Community Complaints Against Louisville Metro Police Decline Sharply
As a national debate about law enforcement practices gripped the nation, formal complaints by community members against Louisville Metro Police were at a five-year low.
In 2014, 26 community complaints were filed against police—nearly 80 percent fewer than 2010, according to information provided by LMPD.
Two of 2014's 26 community complaints were "sustained," meaning police investigators found the complaints to be justified. The others are pending. Of the 355 cases filed since 2010, 22 percent have been substantiated, according to the data.
Why the decline? Police don't know.
Louisville Metro Police's Professional Standards Unit investigates internal and community allegations of violations of department rules. Major Don Burbrink, the unit's commander, said the decline in community complaints could be a result of an increase in "chief initiations"—complaints that come from within the department and are backed by Chief Steve Conrad.
"Basically, when the chief gets wind of something that one of our officers may have done something, he may then initiate a complaint and, so, we would investigate that," Burbrink said in an interview with WFPL.
In fact, professional standards complaints issued by the chief have increased steadily—32 percent—since 2012, according to a recent report from the unit.
These complaints from within the department can stem from an officer improperly filing a report, an officer being involved in a vehicle accident as a result of unsafe driving by the officer, or a simple phone call from a concerned community member, Burbrink said.
Cameras have also made investigating complaints, both internal and external, much more efficient, he said.
He said it's becoming common for residents to report a problem with an officer's division supervisor after an encounter with police via phone rather than filing a formal complaint.
"I don't know why that is—if it's more convenient," Burbrink said.
In other cases, a resident's attorney may advise them to hold on filing a complaint until pending litigation is resolved, he said.
The filing process has remained the same for nearly a decade, so no policy changes would have led to the fall in complaints, said Carolyn Miller-Cooper, executive director of the Louisville Metro Human Relations Commission.
Miller-Cooper said she doesn't have an answer for the drop in complaints, but she offered some thoughts.
"It could be that the police officers are doing a good job. It could be that people have no reason to file a complaint. It could be that individuals choose not to, for whatever reason, engage the system," she said.
Not wanting to participate in the processes of government, though, is nothing unique to Louisville residents, she added.
People "throughout our community and throughout the nation" regularly opt out of jury processes and voting processes, Miller-Cooper said, adding that the complaint process isn't much different.
But filing a complaint is relatively simple, she said. There are two options.
Before the process begins, people mulling a complaint should have the facts in order regarding their encounter with LMPD, Miller-Cooper said.
The complaint should have "the specifics"—the date, time and location of the event and, if possible, the officer's name and badge number, she said.
Either way, the complaint will eventually need to be formally entered at police headquarters.

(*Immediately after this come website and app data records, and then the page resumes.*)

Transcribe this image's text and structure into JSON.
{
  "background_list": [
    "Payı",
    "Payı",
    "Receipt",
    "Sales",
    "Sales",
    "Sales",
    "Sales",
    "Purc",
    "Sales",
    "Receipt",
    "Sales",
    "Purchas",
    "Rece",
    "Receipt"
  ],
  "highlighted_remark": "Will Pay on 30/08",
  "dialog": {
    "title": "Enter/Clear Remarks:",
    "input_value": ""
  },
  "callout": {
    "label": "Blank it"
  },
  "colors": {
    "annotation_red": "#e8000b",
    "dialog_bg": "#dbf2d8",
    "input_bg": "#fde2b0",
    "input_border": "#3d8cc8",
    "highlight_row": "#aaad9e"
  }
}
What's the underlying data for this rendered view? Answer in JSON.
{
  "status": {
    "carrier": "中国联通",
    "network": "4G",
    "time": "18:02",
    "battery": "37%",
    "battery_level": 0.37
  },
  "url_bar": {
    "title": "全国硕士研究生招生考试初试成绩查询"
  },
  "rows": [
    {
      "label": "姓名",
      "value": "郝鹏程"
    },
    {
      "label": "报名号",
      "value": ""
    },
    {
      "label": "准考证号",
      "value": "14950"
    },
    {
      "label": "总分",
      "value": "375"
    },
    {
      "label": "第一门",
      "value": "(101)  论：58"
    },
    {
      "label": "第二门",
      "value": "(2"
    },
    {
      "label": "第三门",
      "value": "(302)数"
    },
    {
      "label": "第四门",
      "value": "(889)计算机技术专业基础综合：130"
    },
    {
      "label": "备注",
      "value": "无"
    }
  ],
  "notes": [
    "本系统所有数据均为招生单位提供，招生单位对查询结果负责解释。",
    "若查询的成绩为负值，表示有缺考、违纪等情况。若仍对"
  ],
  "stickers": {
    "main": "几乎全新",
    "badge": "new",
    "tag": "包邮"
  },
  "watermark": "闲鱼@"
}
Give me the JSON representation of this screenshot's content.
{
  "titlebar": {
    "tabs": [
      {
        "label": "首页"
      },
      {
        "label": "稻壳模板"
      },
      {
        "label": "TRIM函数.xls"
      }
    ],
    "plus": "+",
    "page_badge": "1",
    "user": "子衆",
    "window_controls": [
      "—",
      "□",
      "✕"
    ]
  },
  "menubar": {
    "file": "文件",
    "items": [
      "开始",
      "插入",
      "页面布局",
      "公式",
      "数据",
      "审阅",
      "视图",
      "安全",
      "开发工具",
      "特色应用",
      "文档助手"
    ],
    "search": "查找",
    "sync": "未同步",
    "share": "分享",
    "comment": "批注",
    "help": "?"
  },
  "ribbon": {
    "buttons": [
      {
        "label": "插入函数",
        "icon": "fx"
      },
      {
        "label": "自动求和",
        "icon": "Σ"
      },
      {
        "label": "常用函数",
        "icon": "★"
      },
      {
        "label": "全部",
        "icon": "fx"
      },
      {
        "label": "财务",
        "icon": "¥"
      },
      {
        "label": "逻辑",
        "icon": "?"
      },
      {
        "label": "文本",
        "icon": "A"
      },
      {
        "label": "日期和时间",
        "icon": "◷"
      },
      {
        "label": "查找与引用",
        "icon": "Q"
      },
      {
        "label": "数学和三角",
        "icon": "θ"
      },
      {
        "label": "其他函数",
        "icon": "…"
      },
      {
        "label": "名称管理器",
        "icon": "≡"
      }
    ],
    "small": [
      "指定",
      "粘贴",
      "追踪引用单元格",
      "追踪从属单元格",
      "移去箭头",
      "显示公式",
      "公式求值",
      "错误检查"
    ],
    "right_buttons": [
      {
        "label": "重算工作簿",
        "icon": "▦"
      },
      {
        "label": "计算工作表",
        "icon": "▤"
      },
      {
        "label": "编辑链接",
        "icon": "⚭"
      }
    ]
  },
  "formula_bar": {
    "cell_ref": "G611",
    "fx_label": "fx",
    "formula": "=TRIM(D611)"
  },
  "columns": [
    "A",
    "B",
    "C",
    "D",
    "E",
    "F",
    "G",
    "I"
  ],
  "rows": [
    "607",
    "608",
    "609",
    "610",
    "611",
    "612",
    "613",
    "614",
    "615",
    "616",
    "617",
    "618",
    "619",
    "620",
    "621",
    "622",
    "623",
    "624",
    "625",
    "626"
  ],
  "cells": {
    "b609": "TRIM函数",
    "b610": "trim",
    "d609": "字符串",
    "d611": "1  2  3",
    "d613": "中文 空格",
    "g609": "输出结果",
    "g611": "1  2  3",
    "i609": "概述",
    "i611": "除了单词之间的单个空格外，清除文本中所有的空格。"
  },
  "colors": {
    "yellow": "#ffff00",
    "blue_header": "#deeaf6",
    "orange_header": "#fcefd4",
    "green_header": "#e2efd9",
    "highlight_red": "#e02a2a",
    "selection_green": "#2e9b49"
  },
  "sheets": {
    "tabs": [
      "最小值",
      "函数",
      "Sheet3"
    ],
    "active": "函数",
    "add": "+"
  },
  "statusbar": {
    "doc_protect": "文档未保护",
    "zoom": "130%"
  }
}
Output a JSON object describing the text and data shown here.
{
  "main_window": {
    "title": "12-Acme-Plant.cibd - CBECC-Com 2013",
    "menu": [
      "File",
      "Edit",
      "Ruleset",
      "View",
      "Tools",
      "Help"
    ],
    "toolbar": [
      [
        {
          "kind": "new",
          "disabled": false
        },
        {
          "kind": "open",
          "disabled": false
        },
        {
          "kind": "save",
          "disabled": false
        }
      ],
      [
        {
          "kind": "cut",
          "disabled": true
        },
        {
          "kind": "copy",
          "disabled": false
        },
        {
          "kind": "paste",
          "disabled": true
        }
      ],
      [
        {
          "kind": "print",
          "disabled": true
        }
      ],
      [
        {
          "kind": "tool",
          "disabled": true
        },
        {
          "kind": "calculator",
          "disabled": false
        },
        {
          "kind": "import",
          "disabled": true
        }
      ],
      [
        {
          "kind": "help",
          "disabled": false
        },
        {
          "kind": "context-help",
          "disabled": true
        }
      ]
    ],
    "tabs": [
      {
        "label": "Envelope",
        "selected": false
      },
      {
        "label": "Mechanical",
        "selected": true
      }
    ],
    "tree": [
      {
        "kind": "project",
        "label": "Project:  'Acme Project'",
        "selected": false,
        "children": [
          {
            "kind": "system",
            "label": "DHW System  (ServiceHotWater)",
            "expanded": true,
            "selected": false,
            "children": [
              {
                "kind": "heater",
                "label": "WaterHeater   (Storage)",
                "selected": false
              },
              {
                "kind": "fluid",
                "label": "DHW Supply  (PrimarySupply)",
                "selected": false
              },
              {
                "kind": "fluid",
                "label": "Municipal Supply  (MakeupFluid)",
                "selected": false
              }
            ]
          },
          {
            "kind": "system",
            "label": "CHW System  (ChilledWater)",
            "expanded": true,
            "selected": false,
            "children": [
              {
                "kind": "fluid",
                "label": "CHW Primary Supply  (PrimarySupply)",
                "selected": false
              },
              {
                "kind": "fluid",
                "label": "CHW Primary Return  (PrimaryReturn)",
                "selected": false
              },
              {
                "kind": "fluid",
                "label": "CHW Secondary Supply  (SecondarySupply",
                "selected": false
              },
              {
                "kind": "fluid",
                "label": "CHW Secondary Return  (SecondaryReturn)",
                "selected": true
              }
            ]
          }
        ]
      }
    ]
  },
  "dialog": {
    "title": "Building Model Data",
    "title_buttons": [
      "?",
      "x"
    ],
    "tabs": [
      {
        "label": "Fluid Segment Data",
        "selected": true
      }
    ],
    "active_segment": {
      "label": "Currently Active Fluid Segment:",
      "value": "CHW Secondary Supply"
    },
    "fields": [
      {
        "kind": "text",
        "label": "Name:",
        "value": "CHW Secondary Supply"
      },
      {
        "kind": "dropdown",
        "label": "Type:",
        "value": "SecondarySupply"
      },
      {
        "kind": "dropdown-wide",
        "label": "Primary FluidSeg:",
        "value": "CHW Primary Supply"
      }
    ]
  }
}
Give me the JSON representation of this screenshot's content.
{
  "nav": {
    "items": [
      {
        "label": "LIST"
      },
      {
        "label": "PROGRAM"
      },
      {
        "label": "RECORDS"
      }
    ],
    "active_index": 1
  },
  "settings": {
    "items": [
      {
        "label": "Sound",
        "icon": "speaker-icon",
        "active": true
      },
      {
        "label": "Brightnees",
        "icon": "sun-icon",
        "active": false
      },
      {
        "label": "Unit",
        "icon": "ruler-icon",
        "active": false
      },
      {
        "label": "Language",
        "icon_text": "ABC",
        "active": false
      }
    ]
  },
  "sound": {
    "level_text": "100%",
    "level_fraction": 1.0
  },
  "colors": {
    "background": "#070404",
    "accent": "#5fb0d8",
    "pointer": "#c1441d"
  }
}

"It's really less intimidating when you have the citizen advocate with you," she said.
Once filed, the Professional Standards Unit will investigate the complaint and "a determination is made and a finding is issued by the police chief," Miller-Cooper said.
A resident can appeal a decision to the Police Merit Board. Legal ramifications for non-sustained complaints against an officer are not a threat to residents, because there aren't any, she said.
But she quickly added that filing fallacious complaints is not recommended.
"Somebody cannot show up and just say an officer did X, Y and Z; I don't know when, I don't know location," she said. "Records can be checked."
Burbrink said the complaint process is important to the police department.
"It tells us how are officers are doing and how they treat people," he said. "It may alert us to a problem officer. It's important for us to listen to the people and hear what they are saying."
Last year, Professional Standard Unit investigations resulted in 14 officers being suspended, four received a written reprimand, three resigned, one directed to counseling and one officer losing the right to use a "take-home" vehicle, according to LMPD data.
In 2013, more than 30 officers received a written reprimand, 18 were suspended and four officers were terminated, according to the data.
Here are the most common allegations that lead to a Professional Standards Unit investigation of an officer:
And then, go file a complaint.
"Outdated and abusive practices can continue just because no one has ever questioned them," she said. "It's really an important responsibility of citizens to hold folks accountable and question those practices they have issues with."